__TASK STATEMENT__.
Extract all lines from the data beneath that include the word "subhead".

__RECORDS FOR THIS EXERCISE__.
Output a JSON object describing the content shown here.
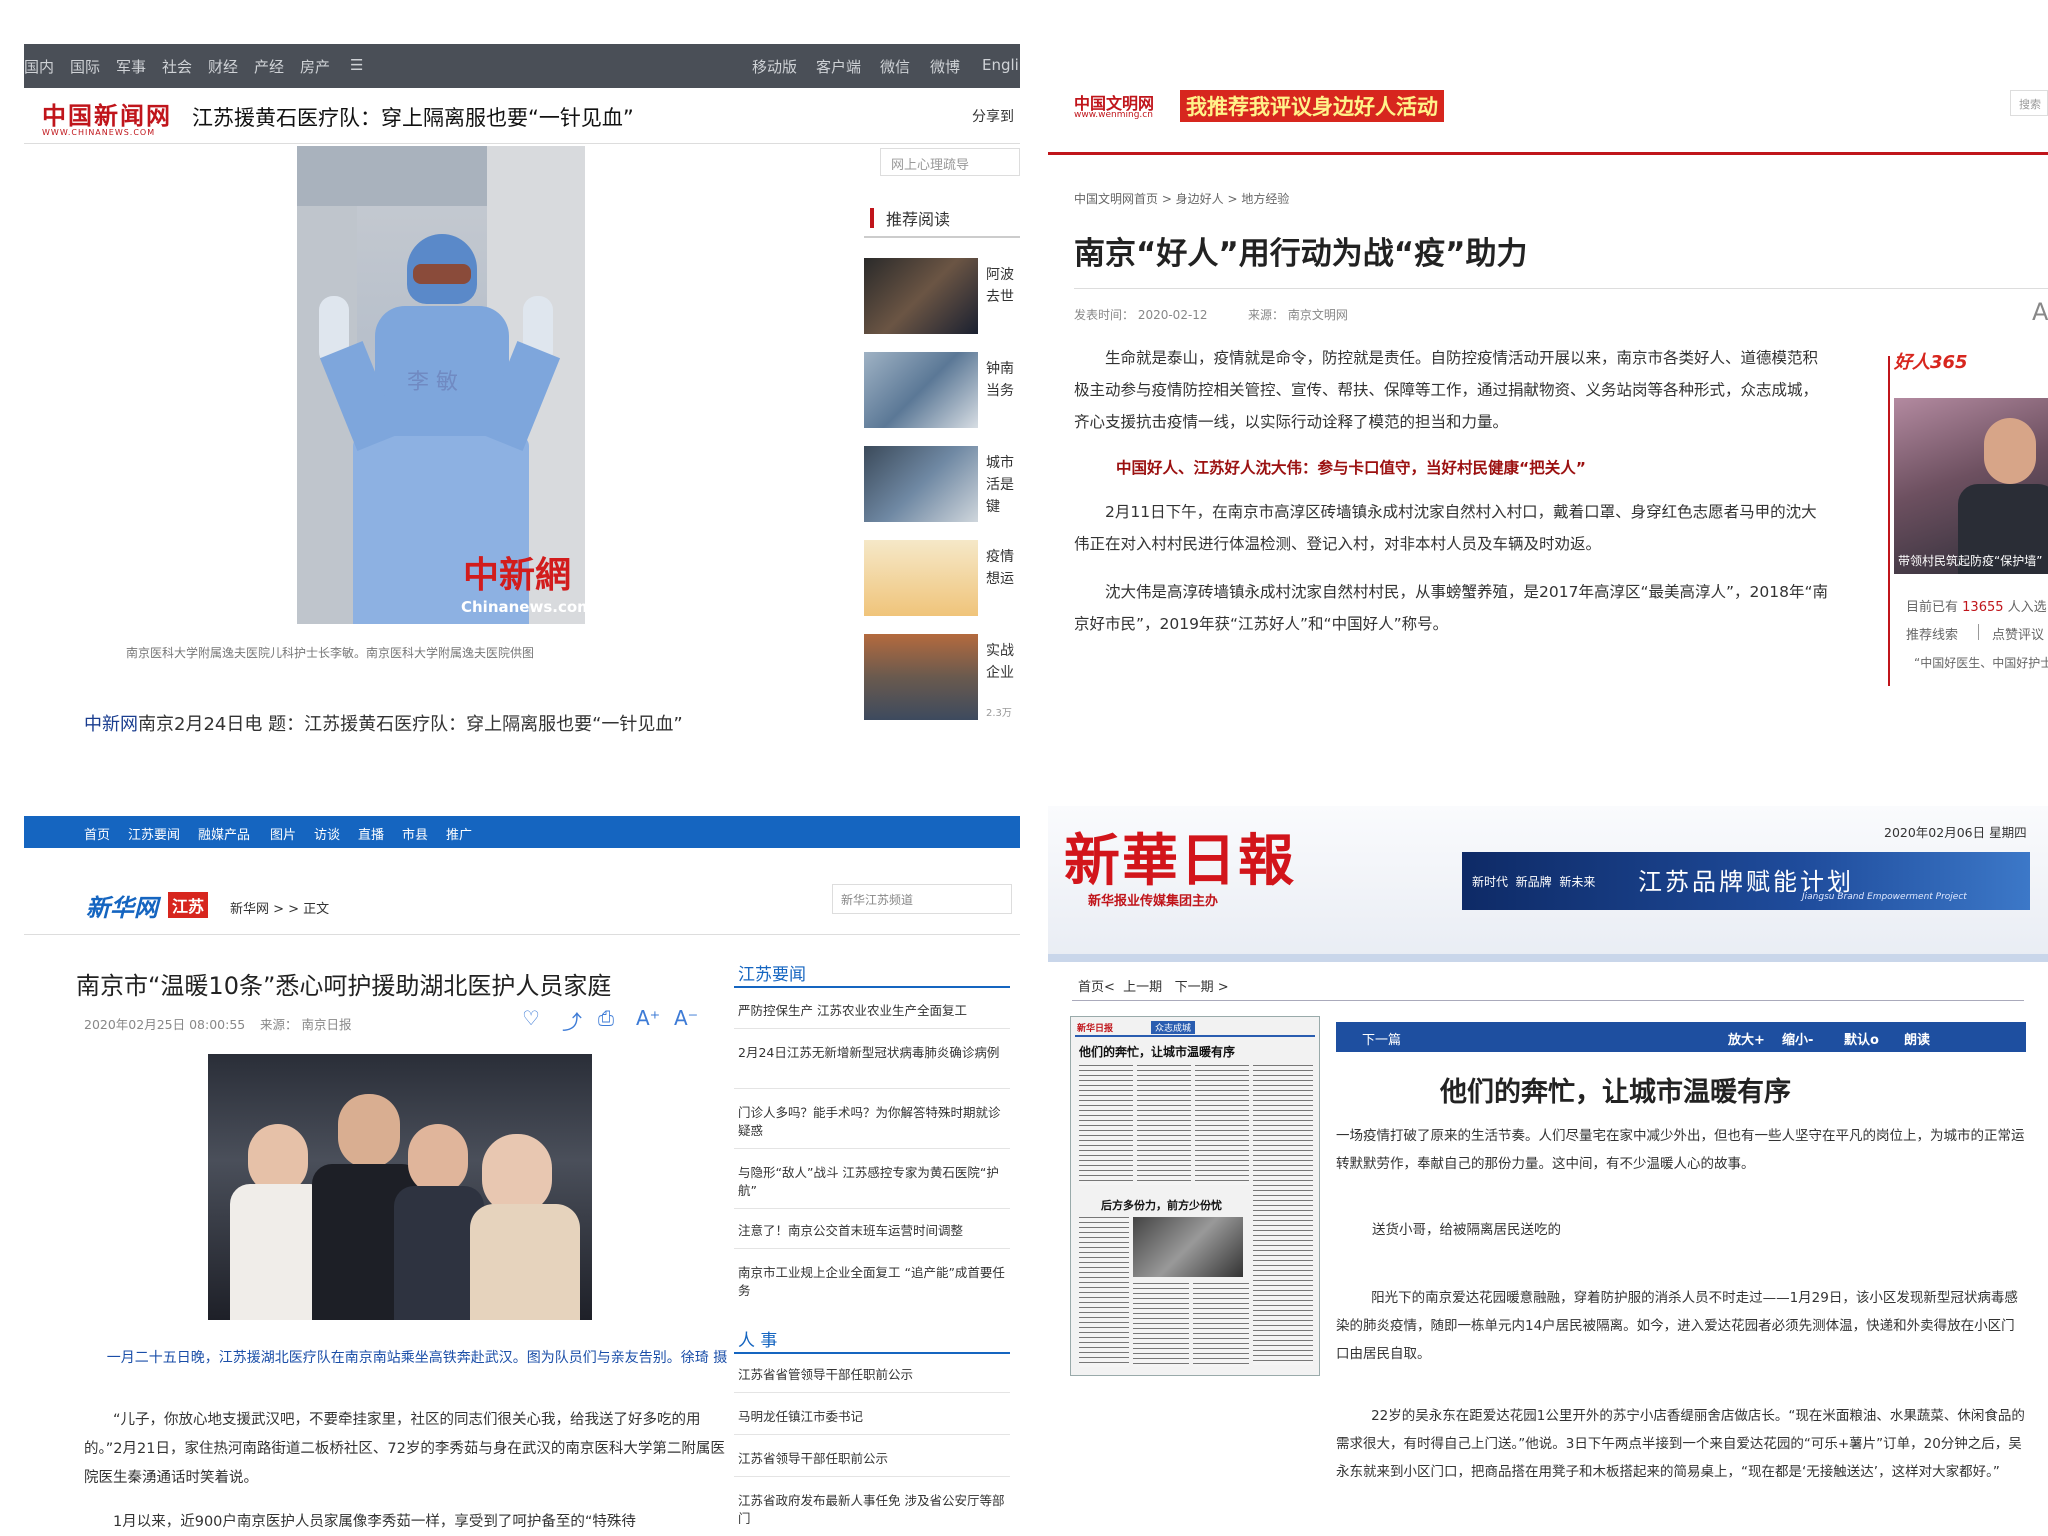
{
  "q1": {
    "topnav_left": [
      "国内",
      "国际",
      "军事",
      "社会",
      "财经",
      "产经",
      "房产",
      "☰"
    ],
    "topnav_right": [
      "移动版",
      "客户端",
      "微信",
      "微博",
      "Engli"
    ],
    "logo": "中国新闻网",
    "logo_sub": "WWW.CHINANEWS.COM",
    "title": "江苏援黄石医疗队：穿上隔离服也要“一针见血”",
    "share": "分享到",
    "search_placeholder": "网上心理疏导",
    "watermark_cn": "中新網",
    "watermark_en": "Chinanews.com",
    "photo_caption": "南京医科大学附属逸夫医院儿科护士长李敏。南京医科大学附属逸夫医院供图",
    "recommend_title": "推荐阅读",
    "recommend": [
      {
        "text": "阿波去世"
      },
      {
        "text": "钟南当务"
      },
      {
        "text": "城市活是键"
      },
      {
        "text": "疫情想运"
      },
      {
        "text": "实战企业"
      }
    ],
    "rec_count": "2.3万",
    "lead_source": "中新网",
    "lead_text": "南京2月24日电 题：江苏援黄石医疗队：穿上隔离服也要“一针见血”"
  },
  "q2": {
    "logo": "中国文明网",
    "logo_sub": "www.wenming.cn",
    "banner": "我推荐我评议身边好人活动",
    "search_btn": "搜索",
    "breadcrumb": "中国文明网首页 > 身边好人 > 地方经验",
    "headline": "南京“好人”用行动为战“疫”助力",
    "meta_date": "发表时间： 2020-02-12",
    "meta_source": "来源： 南京文明网",
    "font_btn": "A",
    "para1": "生命就是泰山，疫情就是命令，防控就是责任。自防控疫情活动开展以来，南京市各类好人、道德模范积极主动参与疫情防控相关管控、宣传、帮扶、保障等工作，通过捐献物资、义务站岗等各种形式，众志成城，齐心支援抗击疫情一线，以实际行动诠释了模范的担当和力量。",
    "subhead": "中国好人、江苏好人沈大伟：参与卡口值守，当好村民健康“把关人”",
    "para2": "2月11日下午，在南京市高淳区砖墙镇永成村沈家自然村入村口，戴着口罩、身穿红色志愿者马甲的沈大伟正在对入村村民进行体温检测、登记入村，对非本村人员及车辆及时劝返。",
    "para3": "沈大伟是高淳砖墙镇永成村沈家自然村村民，从事螃蟹养殖，是2017年高淳区“最美高淳人”，2018年“南京好市民”，2019年获“江苏好人”和“中国好人”称号。",
    "side_logo": "好人365",
    "side_caption": "带领村民筑起防疫“保护墙”",
    "side_count_prefix": "目前已有",
    "side_count": "13655",
    "side_count_suffix": "人入选",
    "side_link1": "推荐线索",
    "side_link2": "点赞评议",
    "side_more": "“中国好医生、中国好护士”"
  },
  "q3": {
    "nav": [
      "首页",
      "江苏要闻",
      "融媒产品",
      "图片",
      "访谈",
      "直播",
      "市县",
      "推广"
    ],
    "logo": "新华网",
    "logo_tag": "江苏",
    "breadcrumb": "新华网 > > 正文",
    "search_placeholder": "新华江苏频道",
    "title": "南京市“温暖10条”悉心呵护援助湖北医护人员家庭",
    "date": "2020年02月25日 08:00:55",
    "source": "来源： 南京日报",
    "tools": [
      "♡",
      "⤴",
      "⎙",
      "A⁺",
      "A⁻"
    ],
    "caption": "一月二十五日晚，江苏援湖北医疗队在南京南站乘坐高铁奔赴武汉。图为队员们与亲友告别。徐琦 摄",
    "para1": "“儿子，你放心地支援武汉吧，不要牵挂家里，社区的同志们很关心我，给我送了好多吃的用的。”2月21日，家住热河南路街道二板桥社区、72岁的李秀茹与身在武汉的南京医科大学第二附属医院医生秦湧通话时笑着说。",
    "para2": "1月以来，近900户南京医护人员家属像李秀茹一样，享受到了呵护备至的“特殊待",
    "side_title1": "江苏要闻",
    "side_news": [
      "严防控保生产 江苏农业农业生产全面复工",
      "2月24日江苏无新增新型冠状病毒肺炎确诊病例",
      "门诊人多吗？能手术吗？为你解答特殊时期就诊疑惑",
      "与隐形“敌人”战斗 江苏感控专家为黄石医院“护航”",
      "注意了！南京公交首末班车运营时间调整",
      "南京市工业规上企业全面复工 “追产能”成首要任务"
    ],
    "side_title2": "人  事",
    "side_people": [
      "江苏省省管领导干部任职前公示",
      "马明龙任镇江市委书记",
      "江苏省领导干部任职前公示",
      "江苏省政府发布最新人事任免 涉及省公安厅等部门"
    ]
  },
  "q4": {
    "masthead": "新華日報",
    "publisher": "新华报业传媒集团主办",
    "date": "2020年02月06日 星期四",
    "banner_left": [
      "新时代",
      "新品牌",
      "新未来"
    ],
    "banner_main": "江苏品牌赋能计划",
    "banner_en": "Jiangsu Brand Empowerment Project",
    "breadcrumb": [
      "首页<",
      "上一期",
      "下一期 >"
    ],
    "page_header": "新华日报",
    "page_section": "众志成城",
    "page_headline1": "他们的奔忙，让城市温暖有序",
    "page_headline2": "后方多份力，前方少份忧",
    "article_bar_left": "下一篇",
    "article_tools": [
      "放大+",
      "缩小-",
      "默认o",
      "朗读"
    ],
    "headline": "他们的奔忙，让城市温暖有序",
    "para1": "一场疫情打破了原来的生活节奏。人们尽量宅在家中减少外出，但也有一些人坚守在平凡的岗位上，为城市的正常运转默默劳作，奉献自己的那份力量。这中间，有不少温暖人心的故事。",
    "subhead": "送货小哥，给被隔离居民送吃的",
    "para2": "阳光下的南京爱达花园暖意融融，穿着防护服的消杀人员不时走过——1月29日，该小区发现新型冠状病毒感染的肺炎疫情，随即一栋单元内14户居民被隔离。如今，进入爱达花园者必须先测体温，快递和外卖得放在小区门口由居民自取。",
    "para3": "22岁的吴永东在距爱达花园1公里开外的苏宁小店香缇丽舍店做店长。“现在米面粮油、水果蔬菜、休闲食品的需求很大，有时得自己上门送。”他说。3日下午两点半接到一个来自爱达花园的“可乐+薯片”订单，20分钟之后，吴永东就来到小区门口，把商品搭在用凳子和木板搭起来的简易桌上，“现在都是‘无接触送达’，这样对大家都好。”"
  }
}
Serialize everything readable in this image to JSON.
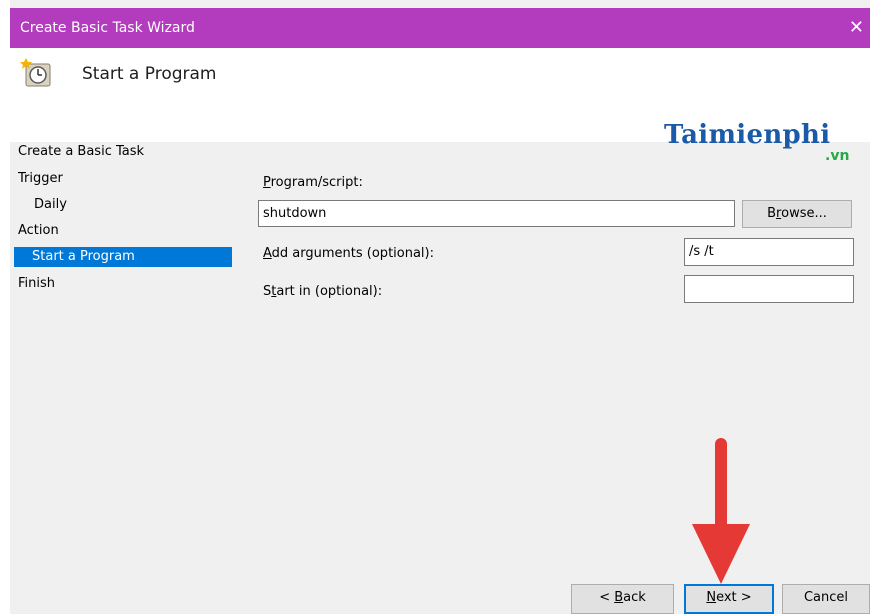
{
  "window": {
    "title": "Create Basic Task Wizard",
    "close_glyph": "✕"
  },
  "header": {
    "heading": "Start a Program"
  },
  "logo": {
    "text": "Taimienphi",
    "suffix": ".vn"
  },
  "nav": {
    "items": [
      {
        "label": "Create a Basic Task"
      },
      {
        "label": "Trigger"
      },
      {
        "label": "Daily"
      },
      {
        "label": "Action"
      },
      {
        "label": "Start a Program"
      },
      {
        "label": "Finish"
      }
    ]
  },
  "form": {
    "program_label_key": "P",
    "program_label_rest": "rogram/script:",
    "program_value": "shutdown",
    "browse_key": "r",
    "browse_pre": "B",
    "browse_post": "owse...",
    "args_label_key": "A",
    "args_label_rest": "dd arguments (optional):",
    "args_value": "/s /t",
    "startin_label_pre": "S",
    "startin_label_key": "t",
    "startin_label_rest": "art in (optional):",
    "startin_value": ""
  },
  "footer": {
    "back_pre": "< ",
    "back_key": "B",
    "back_rest": "ack",
    "next_key": "N",
    "next_rest": "ext >",
    "cancel_label": "Cancel"
  },
  "colors": {
    "titlebar": "#b33bbe",
    "selection": "#0078d7",
    "arrow": "#e53935"
  }
}
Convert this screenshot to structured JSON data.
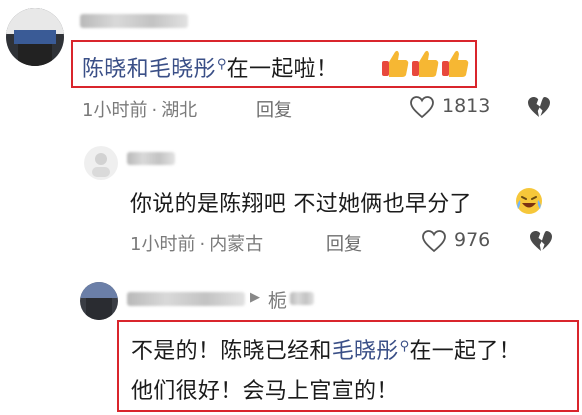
{
  "comment1": {
    "text_name": "陈晓和毛晓彤",
    "text_rest": "在一起啦！",
    "emojis": [
      "thumbs-up-emoji",
      "thumbs-up-emoji",
      "thumbs-up-emoji"
    ],
    "time": "1小时前",
    "location": "湖北",
    "reply_label": "回复",
    "like_count": "1813"
  },
  "reply1": {
    "text": "你说的是陈翔吧 不过她俩也早分了",
    "emoji": "crying-laughing-emoji",
    "time": "1小时前",
    "location": "内蒙古",
    "reply_label": "回复",
    "like_count": "976"
  },
  "reply2": {
    "reply_target": "栀",
    "line1_prefix": "不是的！陈晓已经和",
    "line1_name": "毛晓彤",
    "line1_suffix": "在一起了！",
    "line2": "他们很好！会马上官宣的！"
  },
  "colors": {
    "highlight_border": "#d9252c",
    "link_name": "#3a4f87",
    "meta_text": "#7a7a7a"
  }
}
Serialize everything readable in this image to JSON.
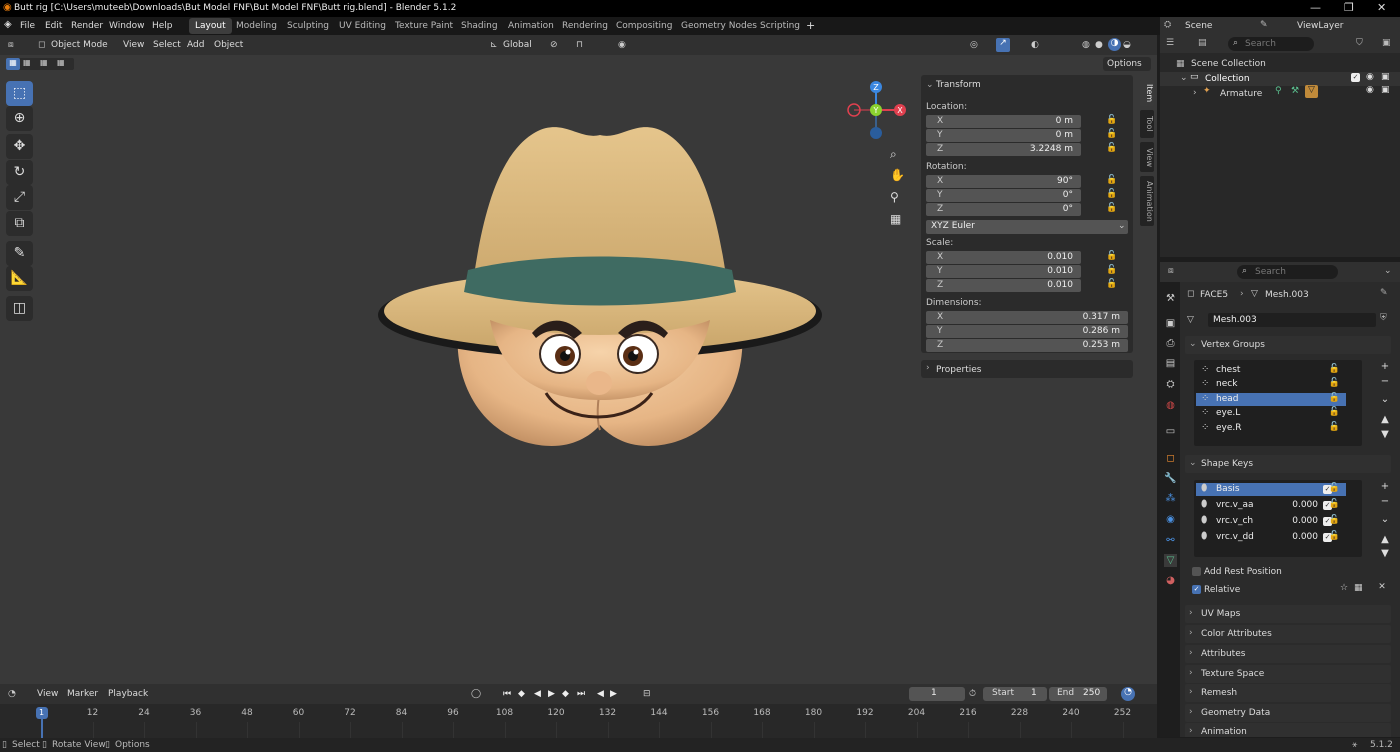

__RESULT FOR THIS TASK__.
    "subhead": "中国好人、江苏好人沈大伟：参与卡口值守，当好村民健康“把关人”",
    "subhead": "送货小哥，给被隔离居民送吃的",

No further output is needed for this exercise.